* [WHAT THE TASK REQUIRES]:
The entries below are to be reproduced exactly, with their pictures omitted.

DATA section start

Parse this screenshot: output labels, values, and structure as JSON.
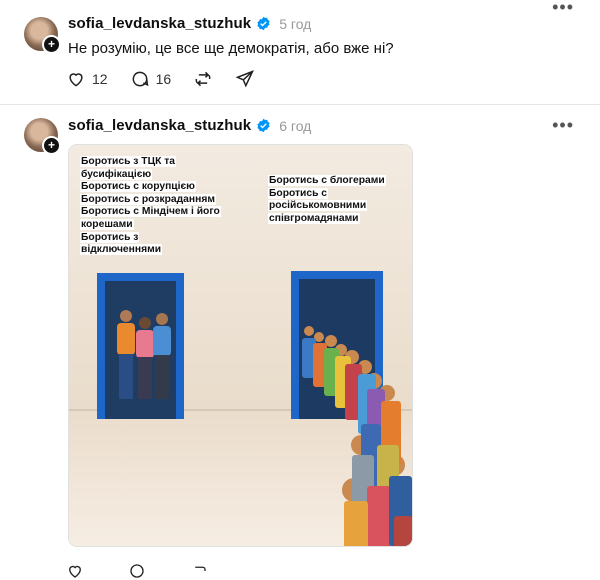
{
  "posts": [
    {
      "username": "sofia_levdanska_stuzhuk",
      "time": "5 год",
      "text": "Не розумію, це все ще демократія, або вже ні?",
      "likes": "12",
      "comments": "16"
    },
    {
      "username": "sofia_levdanska_stuzhuk",
      "time": "6 год",
      "image": {
        "left_caption": [
          "Боротись з ТЦК та",
          "бусифікацією",
          "Боротись с корупцією",
          "Боротись с розкраданням",
          "Боротись с Міндічем і його",
          "корешами",
          "Боротись з",
          "відключеннями"
        ],
        "right_caption": [
          "Боротись с блогерами",
          "Боротись с",
          "російськомовними",
          "співгромадянами"
        ]
      }
    }
  ],
  "icons": {
    "verified": "verified-badge-icon",
    "more": "more-options-icon",
    "like": "heart-icon",
    "comment": "comment-icon",
    "repost": "repost-icon",
    "share": "share-icon"
  },
  "colors": {
    "verified": "#0095f6",
    "door_frame": "#1f66c9",
    "wall": "#efe4d6",
    "floor": "#f2e6d8"
  }
}
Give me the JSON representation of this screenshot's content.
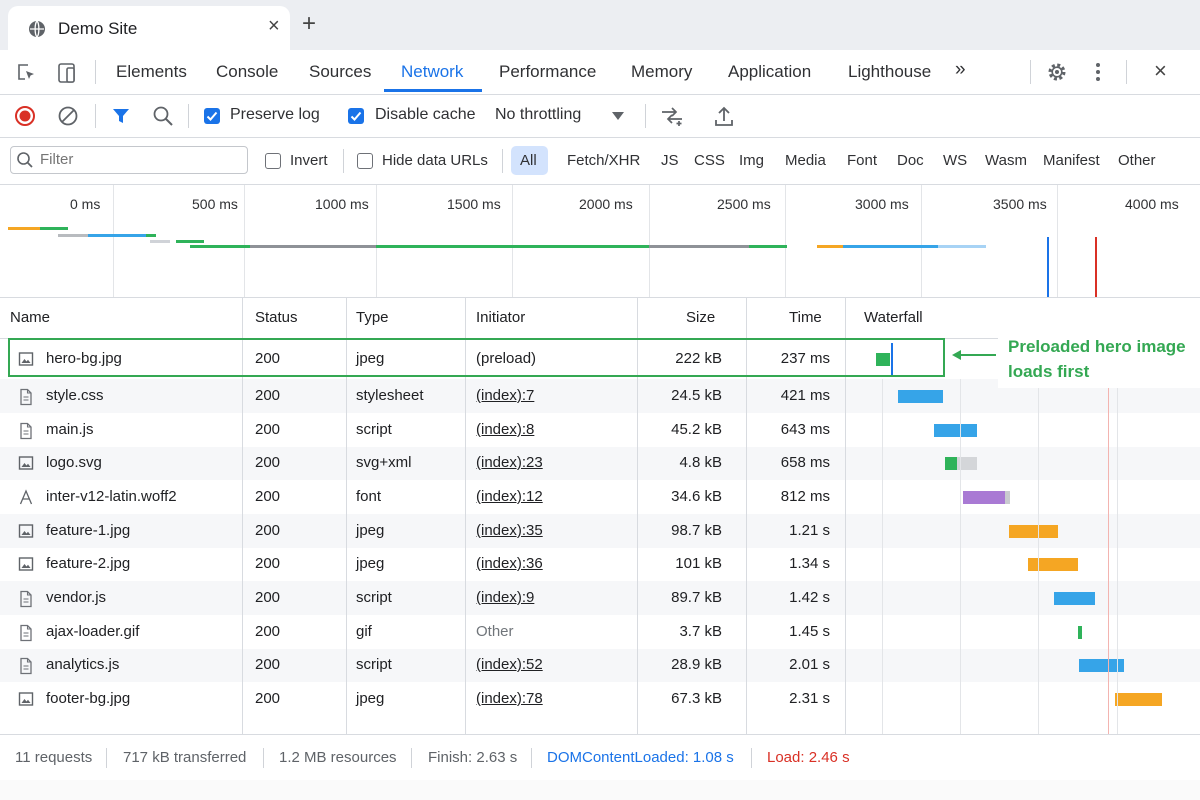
{
  "browser": {
    "tab_title": "Demo Site",
    "close_glyph": "×",
    "new_tab_glyph": "+"
  },
  "devtools": {
    "panel_tabs": [
      "Elements",
      "Console",
      "Sources",
      "Network",
      "Performance",
      "Memory",
      "Application",
      "Lighthouse"
    ],
    "active_tab": "Network",
    "more_tabs_glyph": "»",
    "close_glyph": "×"
  },
  "toolbar": {
    "preserve_log": {
      "label": "Preserve log",
      "checked": true
    },
    "disable_cache": {
      "label": "Disable cache",
      "checked": true
    },
    "throttling": "No throttling"
  },
  "filterbar": {
    "filter_placeholder": "Filter",
    "invert": {
      "label": "Invert",
      "checked": false
    },
    "hide_data_urls": {
      "label": "Hide data URLs",
      "checked": false
    },
    "type_filters": [
      "All",
      "Fetch/XHR",
      "JS",
      "CSS",
      "Img",
      "Media",
      "Font",
      "Doc",
      "WS",
      "Wasm",
      "Manifest",
      "Other"
    ],
    "active_filter": "All"
  },
  "overview": {
    "ticks": [
      "0 ms",
      "500 ms",
      "1000 ms",
      "1500 ms",
      "2000 ms",
      "2500 ms",
      "3000 ms",
      "3500 ms",
      "4000 ms"
    ]
  },
  "table": {
    "columns": [
      "Name",
      "Status",
      "Type",
      "Initiator",
      "Size",
      "Time",
      "Waterfall"
    ],
    "rows": [
      {
        "icon": "image-file-icon",
        "name": "hero-bg.jpg",
        "status": "200",
        "type": "jpeg",
        "initiator": "(preload)",
        "initiator_link": false,
        "size": "222 kB",
        "time": "237 ms"
      },
      {
        "icon": "document-file-icon",
        "name": "style.css",
        "status": "200",
        "type": "stylesheet",
        "initiator": "(index):7",
        "initiator_link": true,
        "size": "24.5 kB",
        "time": "421 ms"
      },
      {
        "icon": "document-file-icon",
        "name": "main.js",
        "status": "200",
        "type": "script",
        "initiator": "(index):8",
        "initiator_link": true,
        "size": "45.2 kB",
        "time": "643 ms"
      },
      {
        "icon": "image-file-icon",
        "name": "logo.svg",
        "status": "200",
        "type": "svg+xml",
        "initiator": "(index):23",
        "initiator_link": true,
        "size": "4.8 kB",
        "time": "658 ms"
      },
      {
        "icon": "font-file-icon",
        "name": "inter-v12-latin.woff2",
        "status": "200",
        "type": "font",
        "initiator": "(index):12",
        "initiator_link": true,
        "size": "34.6 kB",
        "time": "812 ms"
      },
      {
        "icon": "image-file-icon",
        "name": "feature-1.jpg",
        "status": "200",
        "type": "jpeg",
        "initiator": "(index):35",
        "initiator_link": true,
        "size": "98.7 kB",
        "time": "1.21 s"
      },
      {
        "icon": "image-file-icon",
        "name": "feature-2.jpg",
        "status": "200",
        "type": "jpeg",
        "initiator": "(index):36",
        "initiator_link": true,
        "size": "101 kB",
        "time": "1.34 s"
      },
      {
        "icon": "document-file-icon",
        "name": "vendor.js",
        "status": "200",
        "type": "script",
        "initiator": "(index):9",
        "initiator_link": true,
        "size": "89.7 kB",
        "time": "1.42 s"
      },
      {
        "icon": "document-file-icon",
        "name": "ajax-loader.gif",
        "status": "200",
        "type": "gif",
        "initiator": "Other",
        "initiator_link": false,
        "size": "3.7 kB",
        "time": "1.45 s"
      },
      {
        "icon": "document-file-icon",
        "name": "analytics.js",
        "status": "200",
        "type": "script",
        "initiator": "(index):52",
        "initiator_link": true,
        "size": "28.9 kB",
        "time": "2.01 s"
      },
      {
        "icon": "image-file-icon",
        "name": "footer-bg.jpg",
        "status": "200",
        "type": "jpeg",
        "initiator": "(index):78",
        "initiator_link": true,
        "size": "67.3 kB",
        "time": "2.31 s"
      }
    ]
  },
  "annotation": {
    "line1": "Preloaded hero image",
    "line2": "loads first"
  },
  "status": {
    "requests": "11 requests",
    "transferred": "717 kB transferred",
    "resources": "1.2 MB resources",
    "finish": "Finish: 2.63 s",
    "dom_content_loaded": "DOMContentLoaded: 1.08 s",
    "load": "Load: 2.46 s"
  },
  "colors": {
    "accent": "#1a73e8",
    "highlight": "#34a853",
    "load_marker": "#d93025",
    "image_bar": "#f5a623",
    "script_bar": "#36a4e8",
    "font_bar": "#a97ad4",
    "preload_bar": "#2fb35a"
  }
}
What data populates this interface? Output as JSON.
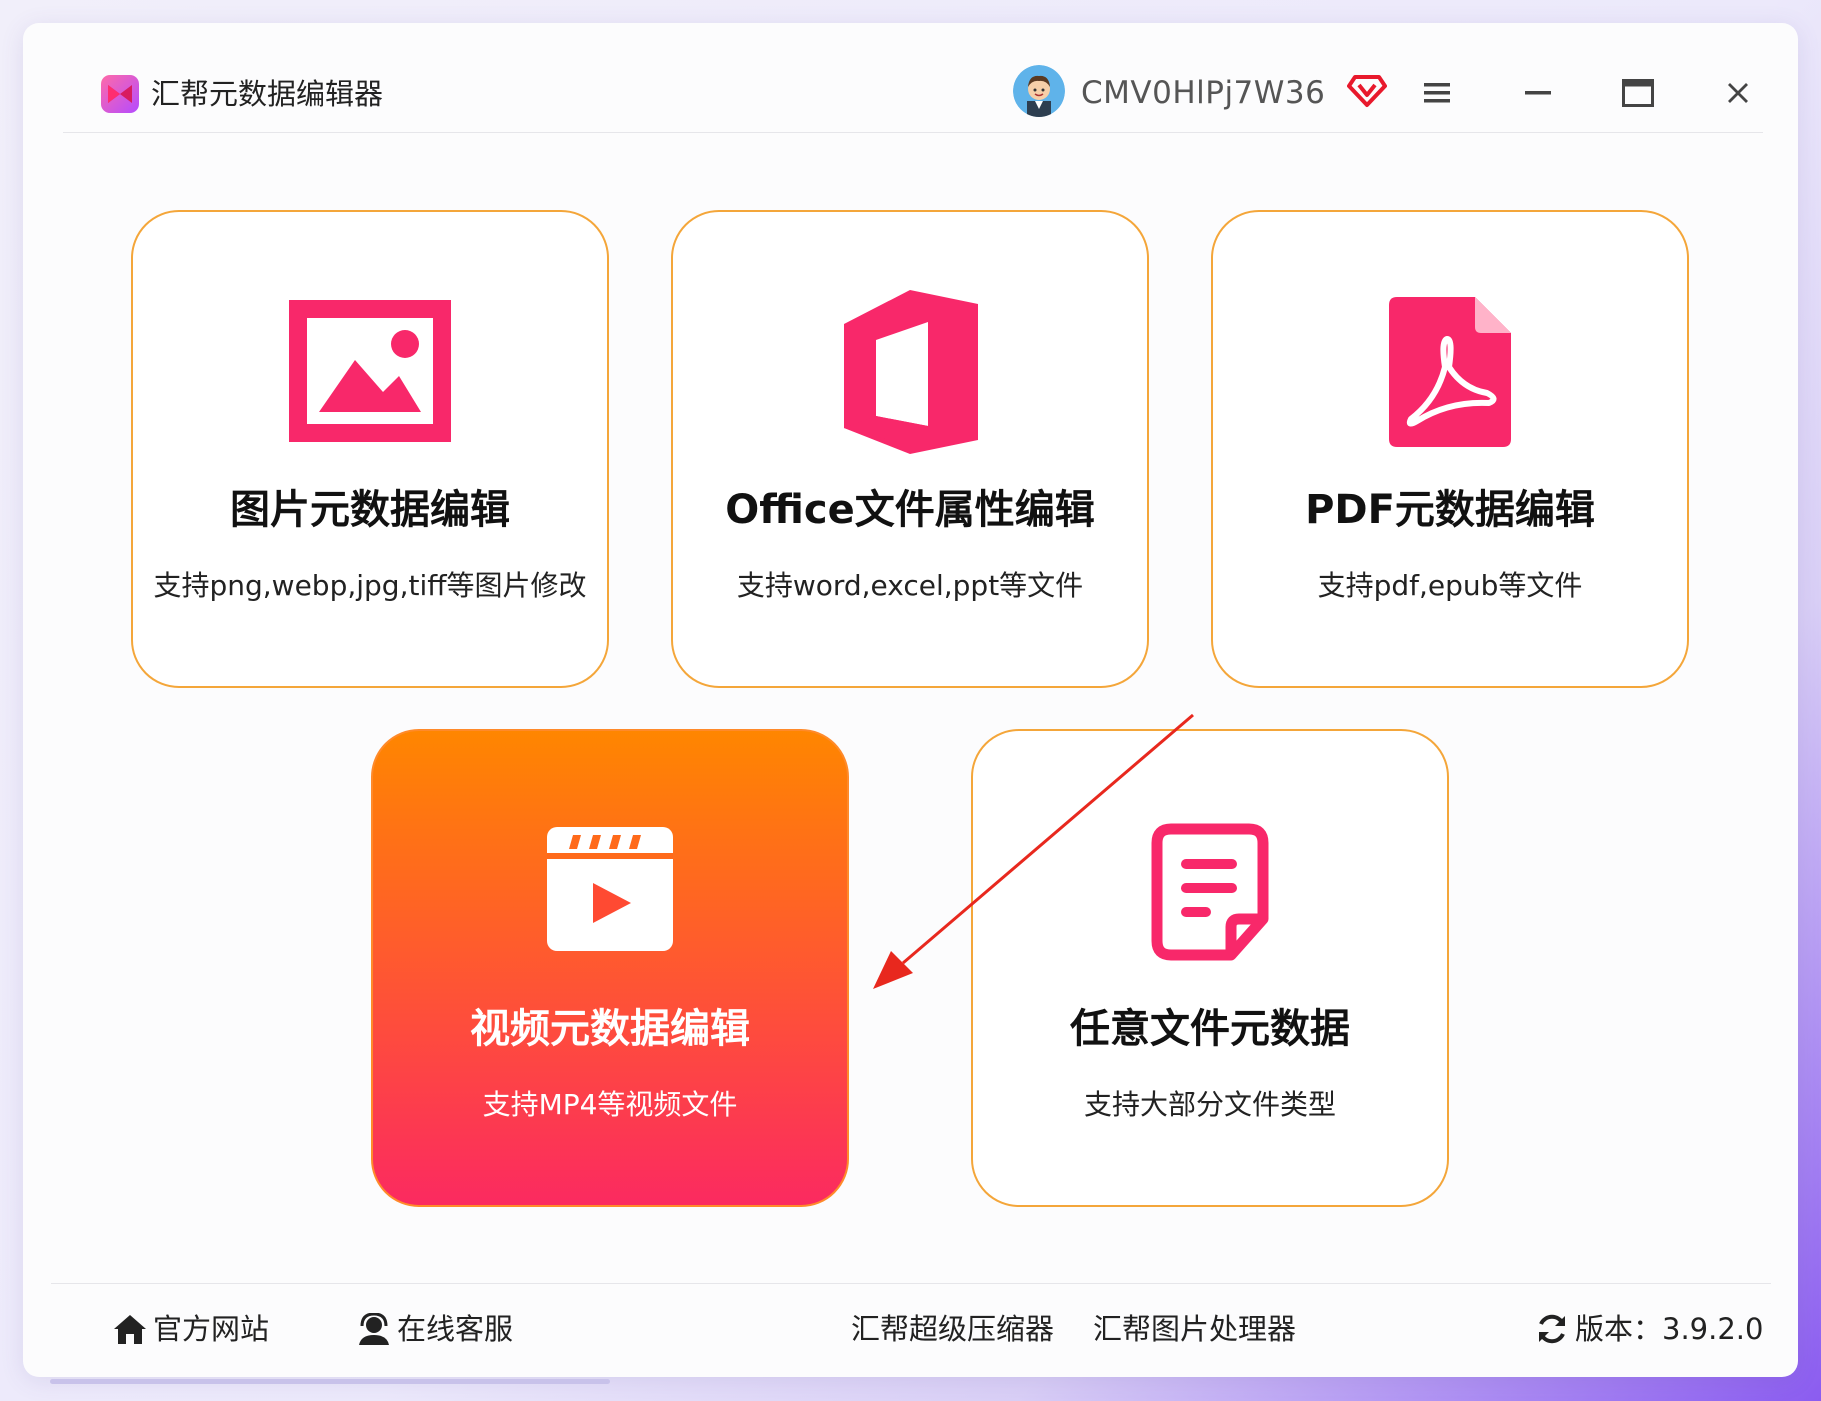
{
  "app": {
    "title": "汇帮元数据编辑器"
  },
  "user": {
    "name": "CMV0HlPj7W36"
  },
  "cards": [
    {
      "title": "图片元数据编辑",
      "desc": "支持png,webp,jpg,tiff等图片修改",
      "icon": "image-icon"
    },
    {
      "title": "Office文件属性编辑",
      "desc": "支持word,excel,ppt等文件",
      "icon": "office-icon"
    },
    {
      "title": "PDF元数据编辑",
      "desc": "支持pdf,epub等文件",
      "icon": "pdf-icon"
    },
    {
      "title": "视频元数据编辑",
      "desc": "支持MP4等视频文件",
      "icon": "video-icon"
    },
    {
      "title": "任意文件元数据",
      "desc": "支持大部分文件类型",
      "icon": "document-icon"
    }
  ],
  "footer": {
    "website": "官方网站",
    "support": "在线客服",
    "compressor": "汇帮超级压缩器",
    "image_tool": "汇帮图片处理器",
    "version": "版本：3.9.2.0"
  },
  "colors": {
    "accent_pink": "#f8286a",
    "card_border": "#f4a63a",
    "active_top": "#ff8600",
    "active_bottom": "#fb2a60",
    "arrow": "#e8281e"
  }
}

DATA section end

* [RESPONSE TO THE TASK]:
Parse this screenshot: output labels, values, and structure as JSON.
{
  "posts": [
    {
      "username": "sofia_levdanska_stuzhuk",
      "time": "5 год",
      "text": "Не розумію, це все ще демократія, або вже ні?",
      "likes": "12",
      "comments": "16"
    },
    {
      "username": "sofia_levdanska_stuzhuk",
      "time": "6 год",
      "image": {
        "left_caption": [
          "Боротись з ТЦК та",
          "бусифікацією",
          "Боротись с корупцією",
          "Боротись с розкраданням",
          "Боротись с Міндічем і його",
          "корешами",
          "Боротись з",
          "відключеннями"
        ],
        "right_caption": [
          "Боротись с блогерами",
          "Боротись с",
          "російськомовними",
          "співгромадянами"
        ]
      }
    }
  ],
  "icons": {
    "verified": "verified-badge-icon",
    "more": "more-options-icon",
    "like": "heart-icon",
    "comment": "comment-icon",
    "repost": "repost-icon",
    "share": "share-icon"
  },
  "colors": {
    "verified": "#0095f6",
    "door_frame": "#1f66c9",
    "wall": "#efe4d6",
    "floor": "#f2e6d8"
  }
}
Give me the JSON representation of this screenshot's content.
{
  "browser": {
    "tab_title": "Demo Site",
    "close_glyph": "×",
    "new_tab_glyph": "+"
  },
  "devtools": {
    "panel_tabs": [
      "Elements",
      "Console",
      "Sources",
      "Network",
      "Performance",
      "Memory",
      "Application",
      "Lighthouse"
    ],
    "active_tab": "Network",
    "more_tabs_glyph": "»",
    "close_glyph": "×"
  },
  "toolbar": {
    "preserve_log": {
      "label": "Preserve log",
      "checked": true
    },
    "disable_cache": {
      "label": "Disable cache",
      "checked": true
    },
    "throttling": "No throttling"
  },
  "filterbar": {
    "filter_placeholder": "Filter",
    "invert": {
      "label": "Invert",
      "checked": false
    },
    "hide_data_urls": {
      "label": "Hide data URLs",
      "checked": false
    },
    "type_filters": [
      "All",
      "Fetch/XHR",
      "JS",
      "CSS",
      "Img",
      "Media",
      "Font",
      "Doc",
      "WS",
      "Wasm",
      "Manifest",
      "Other"
    ],
    "active_filter": "All"
  },
  "overview": {
    "ticks": [
      "0 ms",
      "500 ms",
      "1000 ms",
      "1500 ms",
      "2000 ms",
      "2500 ms",
      "3000 ms",
      "3500 ms",
      "4000 ms"
    ]
  },
  "table": {
    "columns": [
      "Name",
      "Status",
      "Type",
      "Initiator",
      "Size",
      "Time",
      "Waterfall"
    ],
    "rows": [
      {
        "icon": "image-file-icon",
        "name": "hero-bg.jpg",
        "status": "200",
        "type": "jpeg",
        "initiator": "(preload)",
        "initiator_link": false,
        "size": "222 kB",
        "time": "237 ms"
      },
      {
        "icon": "document-file-icon",
        "name": "style.css",
        "status": "200",
        "type": "stylesheet",
        "initiator": "(index):7",
        "initiator_link": true,
        "size": "24.5 kB",
        "time": "421 ms"
      },
      {
        "icon": "document-file-icon",
        "name": "main.js",
        "status": "200",
        "type": "script",
        "initiator": "(index):8",
        "initiator_link": true,
        "size": "45.2 kB",
        "time": "643 ms"
      },
      {
        "icon": "image-file-icon",
        "name": "logo.svg",
        "status": "200",
        "type": "svg+xml",
        "initiator": "(index):23",
        "initiator_link": true,
        "size": "4.8 kB",
        "time": "658 ms"
      },
      {
        "icon": "font-file-icon",
        "name": "inter-v12-latin.woff2",
        "status": "200",
        "type": "font",
        "initiator": "(index):12",
        "initiator_link": true,
        "size": "34.6 kB",
        "time": "812 ms"
      },
      {
        "icon": "image-file-icon",
        "name": "feature-1.jpg",
        "status": "200",
        "type": "jpeg",
        "initiator": "(index):35",
        "initiator_link": true,
        "size": "98.7 kB",
        "time": "1.21 s"
      },
      {
        "icon": "image-file-icon",
        "name": "feature-2.jpg",
        "status": "200",
        "type": "jpeg",
        "initiator": "(index):36",
        "initiator_link": true,
        "size": "101 kB",
        "time": "1.34 s"
      },
      {
        "icon": "document-file-icon",
        "name": "vendor.js",
        "status": "200",
        "type": "script",
        "initiator": "(index):9",
        "initiator_link": true,
        "size": "89.7 kB",
        "time": "1.42 s"
      },
      {
        "icon": "document-file-icon",
        "name": "ajax-loader.gif",
        "status": "200",
        "type": "gif",
        "initiator": "Other",
        "initiator_link": false,
        "size": "3.7 kB",
        "time": "1.45 s"
      },
      {
        "icon": "document-file-icon",
        "name": "analytics.js",
        "status": "200",
        "type": "script",
        "initiator": "(index):52",
        "initiator_link": true,
        "size": "28.9 kB",
        "time": "2.01 s"
      },
      {
        "icon": "image-file-icon",
        "name": "footer-bg.jpg",
        "status": "200",
        "type": "jpeg",
        "initiator": "(index):78",
        "initiator_link": true,
        "size": "67.3 kB",
        "time": "2.31 s"
      }
    ]
  },
  "annotation": {
    "line1": "Preloaded hero image",
    "line2": "loads first"
  },
  "status": {
    "requests": "11 requests",
    "transferred": "717 kB transferred",
    "resources": "1.2 MB resources",
    "finish": "Finish: 2.63 s",
    "dom_content_loaded": "DOMContentLoaded: 1.08 s",
    "load": "Load: 2.46 s"
  },
  "colors": {
    "accent": "#1a73e8",
    "highlight": "#34a853",
    "load_marker": "#d93025",
    "image_bar": "#f5a623",
    "script_bar": "#36a4e8",
    "font_bar": "#a97ad4",
    "preload_bar": "#2fb35a"
  }
}
What data populates this interface? Output as JSON.
{
  "app": {
    "title": "汇帮元数据编辑器"
  },
  "user": {
    "name": "CMV0HlPj7W36"
  },
  "cards": [
    {
      "title": "图片元数据编辑",
      "desc": "支持png,webp,jpg,tiff等图片修改",
      "icon": "image-icon"
    },
    {
      "title": "Office文件属性编辑",
      "desc": "支持word,excel,ppt等文件",
      "icon": "office-icon"
    },
    {
      "title": "PDF元数据编辑",
      "desc": "支持pdf,epub等文件",
      "icon": "pdf-icon"
    },
    {
      "title": "视频元数据编辑",
      "desc": "支持MP4等视频文件",
      "icon": "video-icon"
    },
    {
      "title": "任意文件元数据",
      "desc": "支持大部分文件类型",
      "icon": "document-icon"
    }
  ],
  "footer": {
    "website": "官方网站",
    "support": "在线客服",
    "compressor": "汇帮超级压缩器",
    "image_tool": "汇帮图片处理器",
    "version": "版本：3.9.2.0"
  },
  "colors": {
    "accent_pink": "#f8286a",
    "card_border": "#f4a63a",
    "active_top": "#ff8600",
    "active_bottom": "#fb2a60",
    "arrow": "#e8281e"
  }
}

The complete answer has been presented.